The tail, which was captured in an image of Dimorphos that Hubble snapped earlier this month, shows the asteroid in the distance, as two twin tails trail after it. The tails are made up of the debris from the impact of the DART test that NASA ran in late September. NASA says that repeated observations of the asteroid over the past several weeks have allowed for a more complete picture of the aftermath.

Not only was DART’s impact with Dimorphos able to successfully shorten the asteroid’s orbit, but it also gave us some insight into how the asteroid has looked since the impact. And, as NASA points out in an announcement about the new Hubble image of Dimorphos, scientists aren’t quite sure what the tails indicate, or what the relationship between any ejected debris and the tails might be.

Hubble image of Dimorphos after DART impactImage source: NASA, ESA, STScI, Jian-Yang Li (PSI); Image Processing: Joseph DePasquale

NASA did share that it plans to take a closer look at the asteroid and the effects that DART’s impact has had on it long-term. However, watching the two tails form has been an intriguing experience, and NASA says there are a number of possible scenarios for why they formed following the impact. For now, the latest Hubble image of Dimorphos at least gives us a good view of the after-effects.

DART was a test by NASA to see if we could protect Earth from potentially hazardous asteroids, should one ever come our way. The test proved a huge success, even being more effective than NASA originally thought it would be. Now, all we can do is wait and see how other countries use this data, and how NASA uses it to create asteroid monitoring systems or other defensive systems to keep asteroids at bay.

Josh Hawkins has been writing for over a decade, covering science, gaming, and tech culture. He also is a top-rated product reviewer with experience in extensively researched product comparisons, headphones, and gaming devices.

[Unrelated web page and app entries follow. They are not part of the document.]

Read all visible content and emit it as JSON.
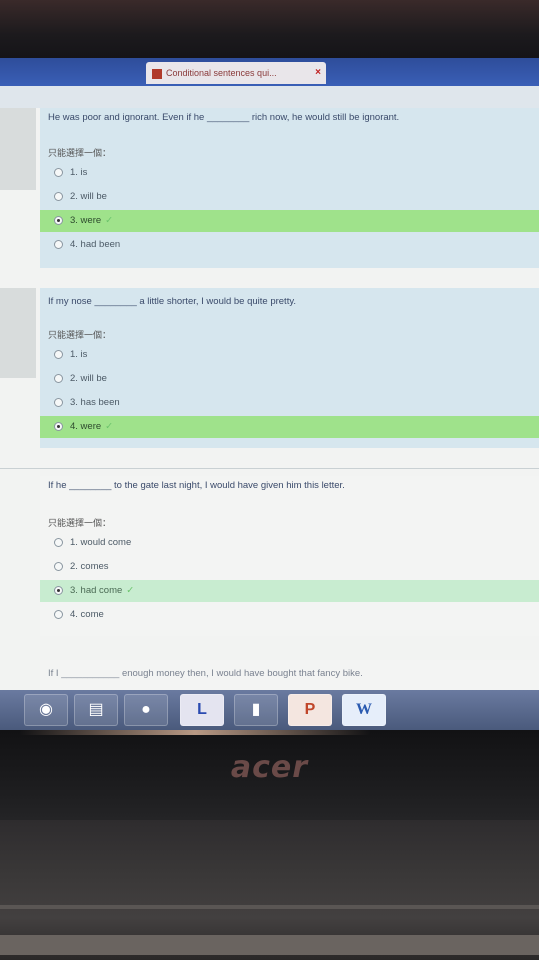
{
  "browser": {
    "tab_title": "Conditional sentences qui...",
    "tab_close": "×"
  },
  "questions": [
    {
      "text": "He was poor and ignorant.  Even if he ________ rich now, he would still be ignorant.",
      "prompt": "只能選擇一個：",
      "options": [
        {
          "label": "1. is",
          "selected": false
        },
        {
          "label": "2. will be",
          "selected": false
        },
        {
          "label": "3. were",
          "selected": true,
          "correct": true
        },
        {
          "label": "4. had been",
          "selected": false
        }
      ]
    },
    {
      "text": "If my nose ________ a little shorter, I would be quite pretty.",
      "prompt": "只能選擇一個：",
      "options": [
        {
          "label": "1. is",
          "selected": false
        },
        {
          "label": "2. will be",
          "selected": false
        },
        {
          "label": "3. has been",
          "selected": false
        },
        {
          "label": "4. were",
          "selected": true,
          "correct": true
        }
      ]
    },
    {
      "text": "If he ________ to the gate last night, I would have given him this letter.",
      "prompt": "只能選擇一個：",
      "options": [
        {
          "label": "1. would come",
          "selected": false
        },
        {
          "label": "2. comes",
          "selected": false
        },
        {
          "label": "3. had come",
          "selected": true,
          "correct": true
        },
        {
          "label": "4. come",
          "selected": false
        }
      ]
    },
    {
      "text": "If I ___________ enough money then, I would have bought that fancy bike."
    }
  ],
  "taskbar": {
    "items": [
      "firefox-icon",
      "folder-icon",
      "media-player-icon",
      "library-icon",
      "phone-app-icon",
      "powerpoint-icon",
      "word-icon"
    ],
    "powerpoint_glyph": "P",
    "word_glyph": "W",
    "library_glyph": "L"
  },
  "device": {
    "brand": "acer"
  },
  "colors": {
    "correct_highlight": "#9fe28b",
    "question_bg": "#d6e6ee",
    "taskbar": "#5a6a8c"
  }
}
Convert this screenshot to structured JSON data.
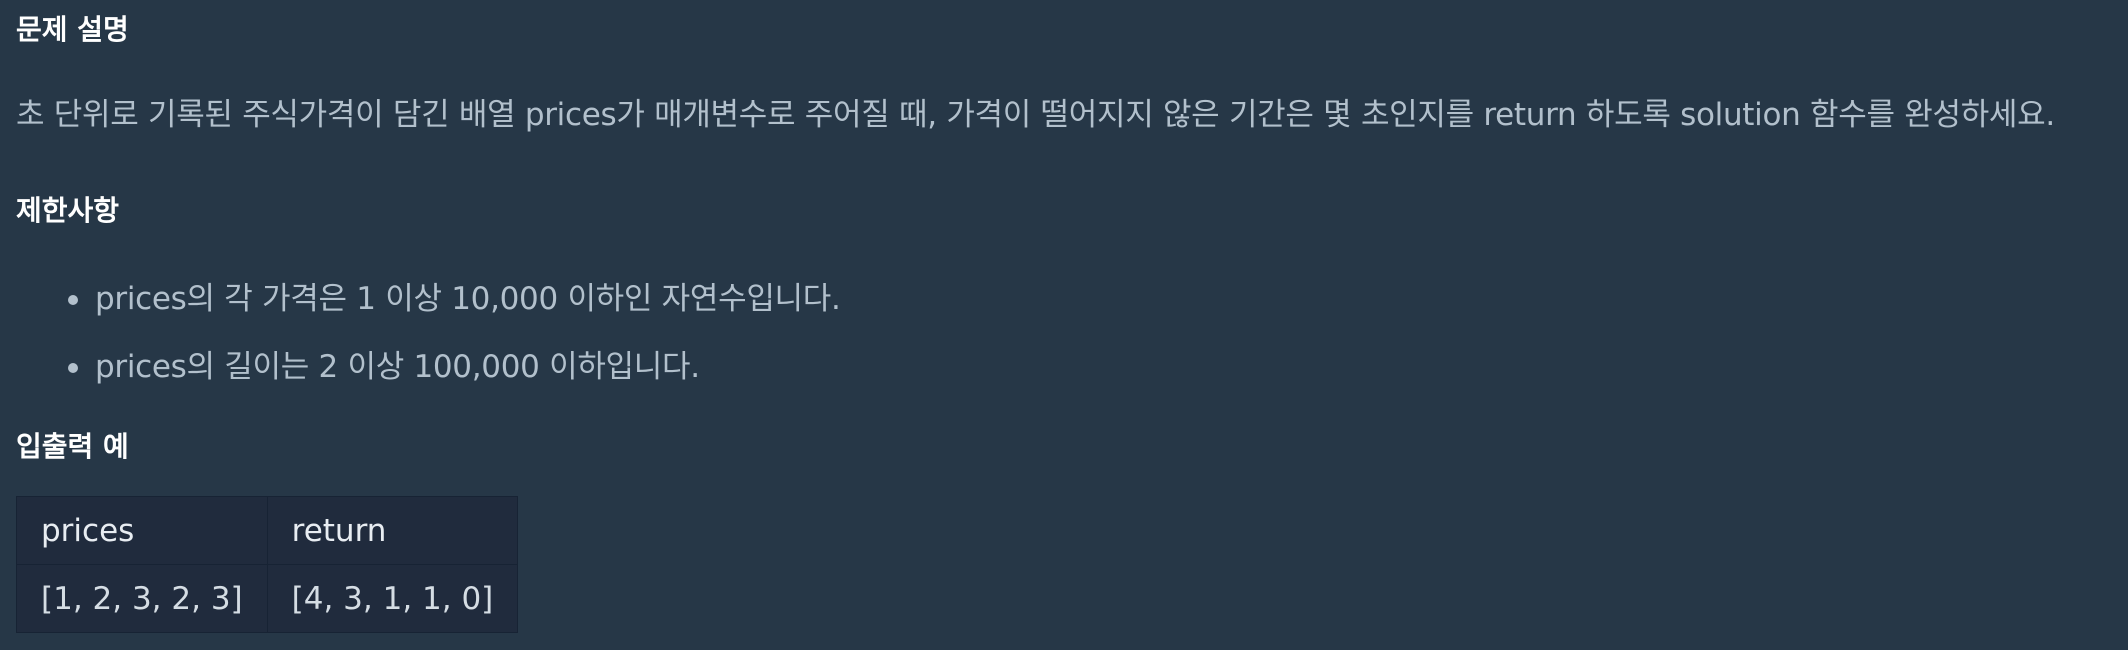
{
  "sections": {
    "description_title": "문제 설명",
    "constraints_title": "제한사항",
    "examples_title": "입출력 예"
  },
  "description": {
    "text": "초 단위로 기록된 주식가격이 담긴 배열 prices가 매개변수로 주어질 때, 가격이 떨어지지 않은 기간은 몇 초인지를 return 하도록 solution 함수를 완성하세요."
  },
  "constraints": [
    "prices의 각 가격은 1 이상 10,000 이하인 자연수입니다.",
    "prices의 길이는 2 이상 100,000 이하입니다."
  ],
  "examples_table": {
    "headers": [
      "prices",
      "return"
    ],
    "rows": [
      [
        "[1, 2, 3, 2, 3]",
        "[4, 3, 1, 1, 0]"
      ]
    ]
  },
  "colors": {
    "background": "#263747",
    "heading": "#ffffff",
    "body_text": "#b2c0cc",
    "table_background": "#202b3d"
  }
}
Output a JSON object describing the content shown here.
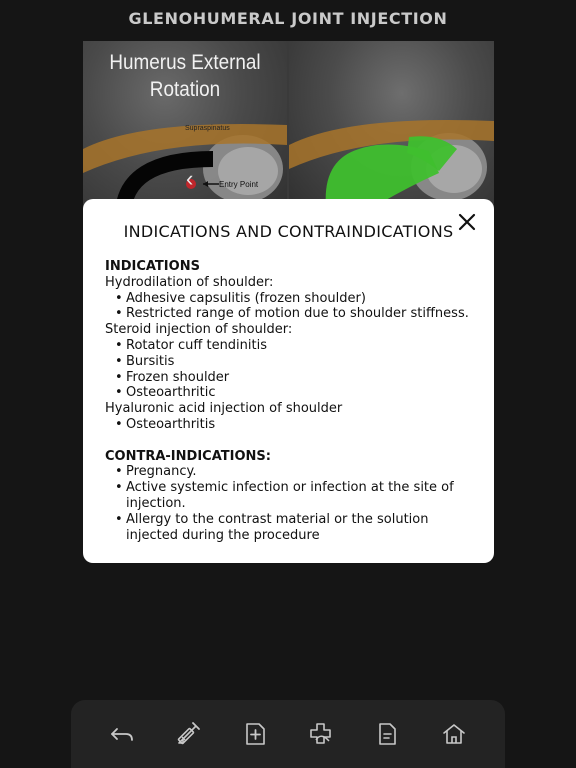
{
  "app_title": "GLENOHUMERAL JOINT INJECTION",
  "viewer": {
    "caption_line1": "Humerus External",
    "caption_line2": "Rotation",
    "structure_label": "Supraspinatus",
    "entry_label": "Entry Point",
    "overlay_color": "#3fbf2e",
    "muscle_color": "#a8742a",
    "needle_marker_color": "#c0262b"
  },
  "modal": {
    "title": "INDICATIONS AND CONTRAINDICATIONS",
    "close_icon": "close-icon",
    "indications_heading": "INDICATIONS",
    "hydrodilation_label": "Hydrodilation of shoulder:",
    "hydrodilation_items": [
      "Adhesive capsulitis (frozen shoulder)",
      "Restricted range of motion due to shoulder stiffness."
    ],
    "steroid_label": "Steroid injection of shoulder:",
    "steroid_items": [
      "Rotator cuff tendinitis",
      "Bursitis",
      "Frozen shoulder",
      "Osteoarthritic"
    ],
    "hyaluronic_label": "Hyaluronic acid injection of shoulder",
    "hyaluronic_items": [
      "Osteoarthritis"
    ],
    "contra_heading": "CONTRA-INDICATIONS:",
    "contra_items": [
      "Pregnancy.",
      "Active systemic infection or infection at the site of injection.",
      "Allergy to the contrast material or the solution injected during the procedure"
    ],
    "bullet_char": "•"
  },
  "toolbar": {
    "icons": [
      "back-arrow-icon",
      "syringe-icon",
      "add-document-icon",
      "medical-bandage-icon",
      "document-icon",
      "home-icon"
    ]
  },
  "colors": {
    "background": "#151515",
    "toolbar": "#232323",
    "modal": "#ffffff",
    "title": "#c9c9c9",
    "icon": "#c8c8c8"
  }
}
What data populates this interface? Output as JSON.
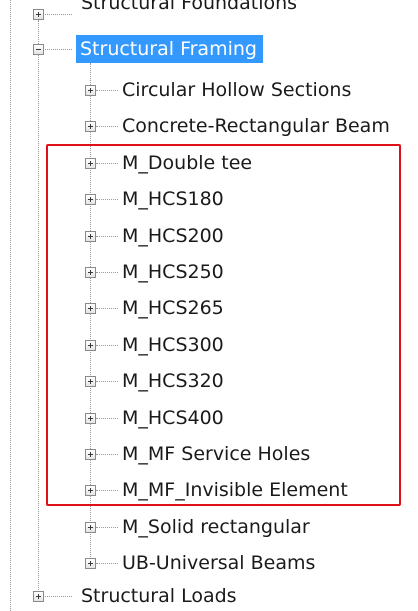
{
  "tree": {
    "top_partial": {
      "label": "Structural Foundations",
      "expanded": false
    },
    "structural_framing": {
      "label": "Structural Framing",
      "expanded": true,
      "selected": true,
      "children": [
        {
          "label": "Circular Hollow Sections",
          "expanded": false
        },
        {
          "label": "Concrete-Rectangular Beam",
          "expanded": false
        },
        {
          "label": "M_Double tee",
          "expanded": false
        },
        {
          "label": "M_HCS180",
          "expanded": false
        },
        {
          "label": "M_HCS200",
          "expanded": false
        },
        {
          "label": "M_HCS250",
          "expanded": false
        },
        {
          "label": "M_HCS265",
          "expanded": false
        },
        {
          "label": "M_HCS300",
          "expanded": false
        },
        {
          "label": "M_HCS320",
          "expanded": false
        },
        {
          "label": "M_HCS400",
          "expanded": false
        },
        {
          "label": "M_MF Service Holes",
          "expanded": false
        },
        {
          "label": "M_MF_Invisible Element",
          "expanded": false
        },
        {
          "label": "M_Solid rectangular",
          "expanded": false
        },
        {
          "label": "UB-Universal Beams",
          "expanded": false
        }
      ]
    },
    "structural_loads": {
      "label": "Structural Loads",
      "expanded": false
    }
  },
  "colors": {
    "selection": "#3399ff",
    "highlight_box": "#e0101a",
    "connector": "#9a9a9a"
  },
  "icons": {
    "expand": "plus-box-icon",
    "collapse": "minus-box-icon"
  }
}
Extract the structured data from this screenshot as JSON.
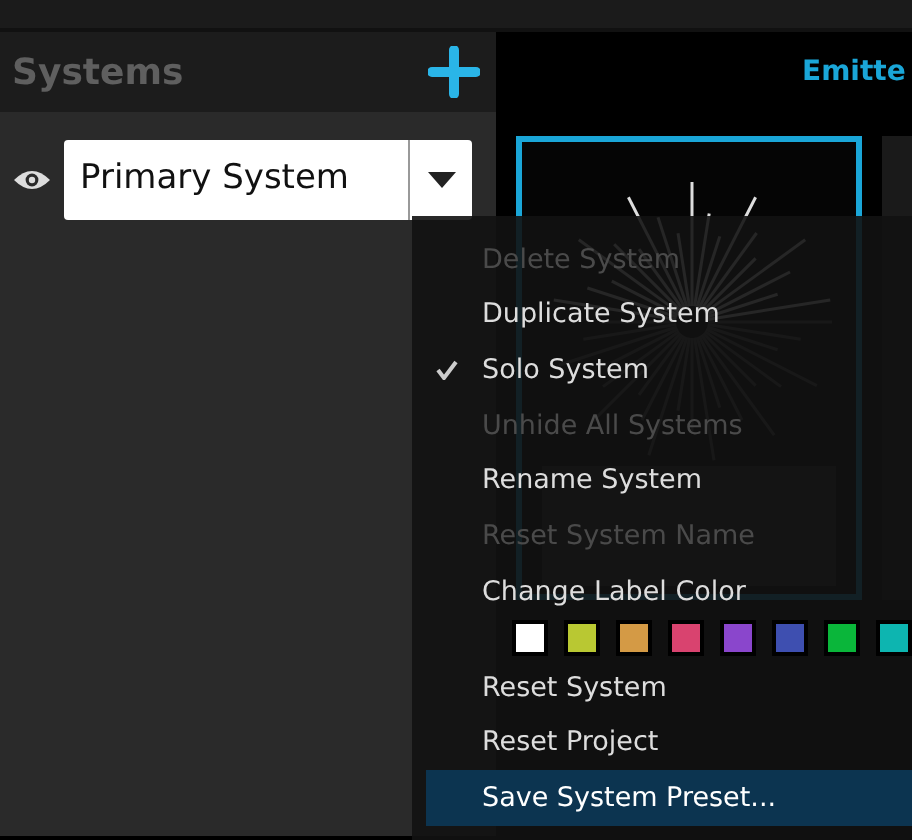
{
  "systems_panel": {
    "title": "Systems",
    "system_select": {
      "value": "Primary System",
      "visible": true
    }
  },
  "emitter_panel": {
    "tab_label": "Emitte",
    "cards": [
      {
        "selected": true
      }
    ]
  },
  "context_menu": {
    "items": [
      {
        "kind": "item",
        "label": "Delete System",
        "disabled": true,
        "checked": false,
        "selected": false
      },
      {
        "kind": "item",
        "label": "Duplicate System",
        "disabled": false,
        "checked": false,
        "selected": false
      },
      {
        "kind": "item",
        "label": "Solo System",
        "disabled": false,
        "checked": true,
        "selected": false
      },
      {
        "kind": "item",
        "label": "Unhide All Systems",
        "disabled": true,
        "checked": false,
        "selected": false
      },
      {
        "kind": "item",
        "label": "Rename System",
        "disabled": false,
        "checked": false,
        "selected": false
      },
      {
        "kind": "item",
        "label": "Reset System Name",
        "disabled": true,
        "checked": false,
        "selected": false
      },
      {
        "kind": "item",
        "label": "Change Label Color",
        "disabled": false,
        "checked": false,
        "selected": false
      },
      {
        "kind": "swatches",
        "swatches": [
          {
            "color": "#ffffff"
          },
          {
            "color": "#b9c832"
          },
          {
            "color": "#d49a45"
          },
          {
            "color": "#d9436f"
          },
          {
            "color": "#8a46cc"
          },
          {
            "color": "#3e4fb0"
          },
          {
            "color": "#0ab63a"
          },
          {
            "color": "#0db5b0"
          }
        ]
      },
      {
        "kind": "item",
        "label": "Reset System",
        "disabled": false,
        "checked": false,
        "selected": false
      },
      {
        "kind": "item",
        "label": "Reset Project",
        "disabled": false,
        "checked": false,
        "selected": false
      },
      {
        "kind": "item",
        "label": "Save System Preset...",
        "disabled": false,
        "checked": false,
        "selected": true
      }
    ]
  }
}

Whenever he isn’t busy writing about tech or gadgets, he can usually be found enjoying a new world in a video game, or tinkering with something on his computer.